WHAT NEEDS TO BE DONE:
Your task is to return all of the entries below exactly, leaving out each picture.

[Records from a data source]
···
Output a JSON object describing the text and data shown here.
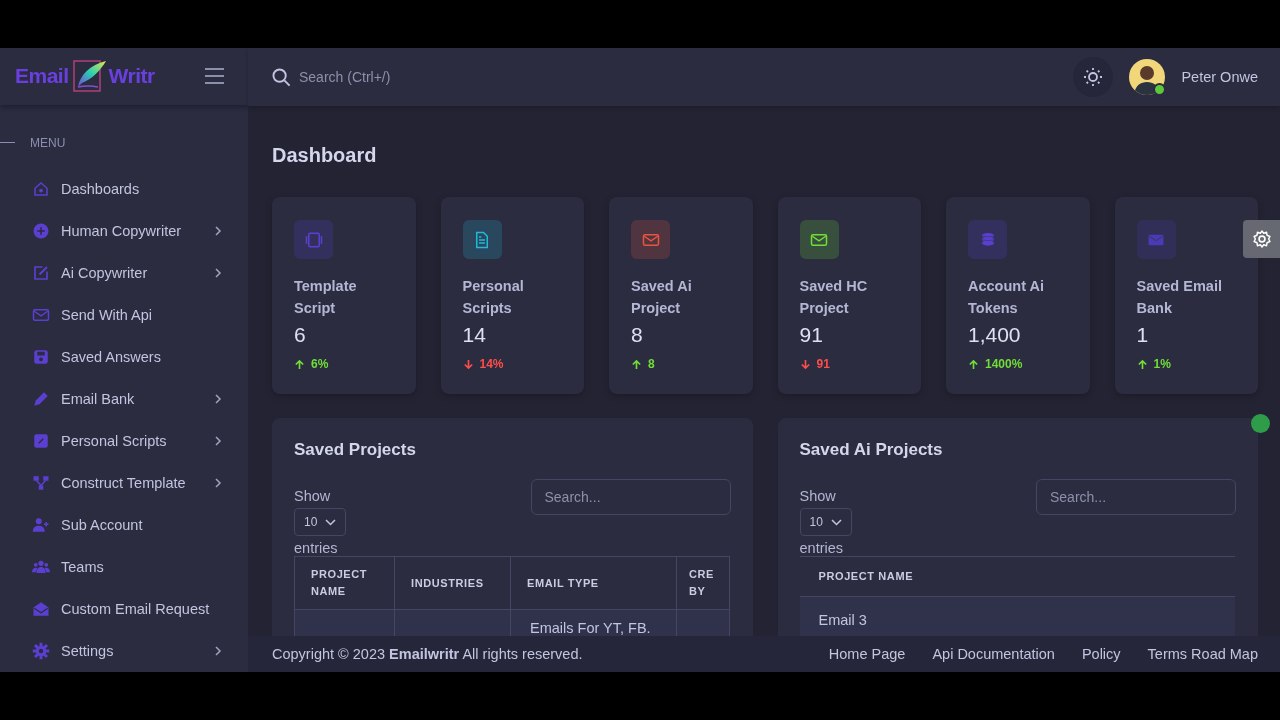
{
  "logo": {
    "text_left": "Email",
    "text_right": "Writr"
  },
  "sidebar": {
    "section_label": "MENU",
    "items": [
      {
        "label": "Dashboards",
        "kind": "home",
        "submenu": false
      },
      {
        "label": "Human Copywriter",
        "kind": "plus",
        "submenu": true
      },
      {
        "label": "Ai Copywriter",
        "kind": "edit",
        "submenu": true
      },
      {
        "label": "Send With Api",
        "kind": "mail",
        "submenu": false
      },
      {
        "label": "Saved Answers",
        "kind": "save",
        "submenu": false
      },
      {
        "label": "Email Bank",
        "kind": "pencil",
        "submenu": true
      },
      {
        "label": "Personal Scripts",
        "kind": "note",
        "submenu": true
      },
      {
        "label": "Construct Template",
        "kind": "network",
        "submenu": true
      },
      {
        "label": "Sub Account",
        "kind": "useradd",
        "submenu": false
      },
      {
        "label": "Teams",
        "kind": "group",
        "submenu": false
      },
      {
        "label": "Custom Email Request",
        "kind": "mailopen",
        "submenu": false
      },
      {
        "label": "Settings",
        "kind": "gear",
        "submenu": true
      }
    ]
  },
  "topbar": {
    "search": {
      "placeholder": "Search (Ctrl+/)"
    },
    "user": {
      "name": "Peter Onwe",
      "online": true
    }
  },
  "page_title": "Dashboard",
  "stats": [
    {
      "label": "Template Script",
      "value": "6",
      "change": "6%",
      "rising": true,
      "kind": "layout",
      "color": "#5b3fd0"
    },
    {
      "label": "Personal Scripts",
      "value": "14",
      "change": "14%",
      "rising": false,
      "kind": "document",
      "color": "#22b8d8"
    },
    {
      "label": "Saved Ai Project",
      "value": "8",
      "change": "8",
      "rising": true,
      "kind": "mail",
      "color": "#e8553e"
    },
    {
      "label": "Saved HC Project",
      "value": "91",
      "change": "91",
      "rising": false,
      "kind": "mail",
      "color": "#71dd37"
    },
    {
      "label": "Account Ai Tokens",
      "value": "1,400",
      "change": "1400%",
      "rising": true,
      "kind": "coins",
      "color": "#5b3fd0"
    },
    {
      "label": "Saved Email Bank",
      "value": "1",
      "change": "1%",
      "rising": true,
      "kind": "mailfill",
      "color": "#4a3ab8"
    }
  ],
  "panels": [
    {
      "title": "Saved Projects",
      "show_label": "Show",
      "page_size": "10",
      "entries_label": "entries",
      "search": {
        "placeholder": "Search..."
      },
      "columns": [
        "PROJECT NAME",
        "INDUSTRIES",
        "EMAIL TYPE",
        "CRE BY"
      ],
      "rows": [
        {
          "cells": [
            null,
            null,
            "Emails For YT, FB.",
            null
          ]
        }
      ]
    },
    {
      "title": "Saved Ai Projects",
      "show_label": "Show",
      "page_size": "10",
      "entries_label": "entries",
      "search": {
        "placeholder": "Search..."
      },
      "columns": [
        "PROJECT NAME"
      ],
      "rows": [
        {
          "cells": [
            "Email 3"
          ]
        }
      ]
    }
  ],
  "footer": {
    "copyright": "Copyright © 2023 **Emailwritr** All rights reserved.",
    "links": [
      "Home Page",
      "Api Documentation",
      "Policy",
      "Terms Road Map"
    ]
  }
}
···
THE ANSWER:
Output a JSON object describing the text and data shown here.
{
  "logo": {
    "text_left": "Email",
    "text_right": "Writr"
  },
  "sidebar": {
    "section_label": "MENU",
    "items": [
      {
        "label": "Dashboards",
        "kind": "home",
        "submenu": false
      },
      {
        "label": "Human Copywriter",
        "kind": "plus",
        "submenu": true
      },
      {
        "label": "Ai Copywriter",
        "kind": "edit",
        "submenu": true
      },
      {
        "label": "Send With Api",
        "kind": "mail",
        "submenu": false
      },
      {
        "label": "Saved Answers",
        "kind": "save",
        "submenu": false
      },
      {
        "label": "Email Bank",
        "kind": "pencil",
        "submenu": true
      },
      {
        "label": "Personal Scripts",
        "kind": "note",
        "submenu": true
      },
      {
        "label": "Construct Template",
        "kind": "network",
        "submenu": true
      },
      {
        "label": "Sub Account",
        "kind": "useradd",
        "submenu": false
      },
      {
        "label": "Teams",
        "kind": "group",
        "submenu": false
      },
      {
        "label": "Custom Email Request",
        "kind": "mailopen",
        "submenu": false
      },
      {
        "label": "Settings",
        "kind": "gear",
        "submenu": true
      }
    ]
  },
  "topbar": {
    "search": {
      "placeholder": "Search (Ctrl+/)"
    },
    "user": {
      "name": "Peter Onwe",
      "online": true
    }
  },
  "page_title": "Dashboard",
  "stats": [
    {
      "label": "Template Script",
      "value": "6",
      "change": "6%",
      "rising": true,
      "kind": "layout",
      "color": "#5b3fd0"
    },
    {
      "label": "Personal Scripts",
      "value": "14",
      "change": "14%",
      "rising": false,
      "kind": "document",
      "color": "#22b8d8"
    },
    {
      "label": "Saved Ai Project",
      "value": "8",
      "change": "8",
      "rising": true,
      "kind": "mail",
      "color": "#e8553e"
    },
    {
      "label": "Saved HC Project",
      "value": "91",
      "change": "91",
      "rising": false,
      "kind": "mail",
      "color": "#71dd37"
    },
    {
      "label": "Account Ai Tokens",
      "value": "1,400",
      "change": "1400%",
      "rising": true,
      "kind": "coins",
      "color": "#5b3fd0"
    },
    {
      "label": "Saved Email Bank",
      "value": "1",
      "change": "1%",
      "rising": true,
      "kind": "mailfill",
      "color": "#4a3ab8"
    }
  ],
  "panels": [
    {
      "title": "Saved Projects",
      "show_label": "Show",
      "page_size": "10",
      "entries_label": "entries",
      "search": {
        "placeholder": "Search..."
      },
      "columns": [
        "PROJECT NAME",
        "INDUSTRIES",
        "EMAIL TYPE",
        "CRE BY"
      ],
      "rows": [
        {
          "cells": [
            null,
            null,
            "Emails For YT, FB.",
            null
          ]
        }
      ]
    },
    {
      "title": "Saved Ai Projects",
      "show_label": "Show",
      "page_size": "10",
      "entries_label": "entries",
      "search": {
        "placeholder": "Search..."
      },
      "columns": [
        "PROJECT NAME"
      ],
      "rows": [
        {
          "cells": [
            "Email 3"
          ]
        }
      ]
    }
  ],
  "footer": {
    "copyright": "Copyright © 2023 **Emailwritr** All rights reserved.",
    "links": [
      "Home Page",
      "Api Documentation",
      "Policy",
      "Terms Road Map"
    ]
  }
}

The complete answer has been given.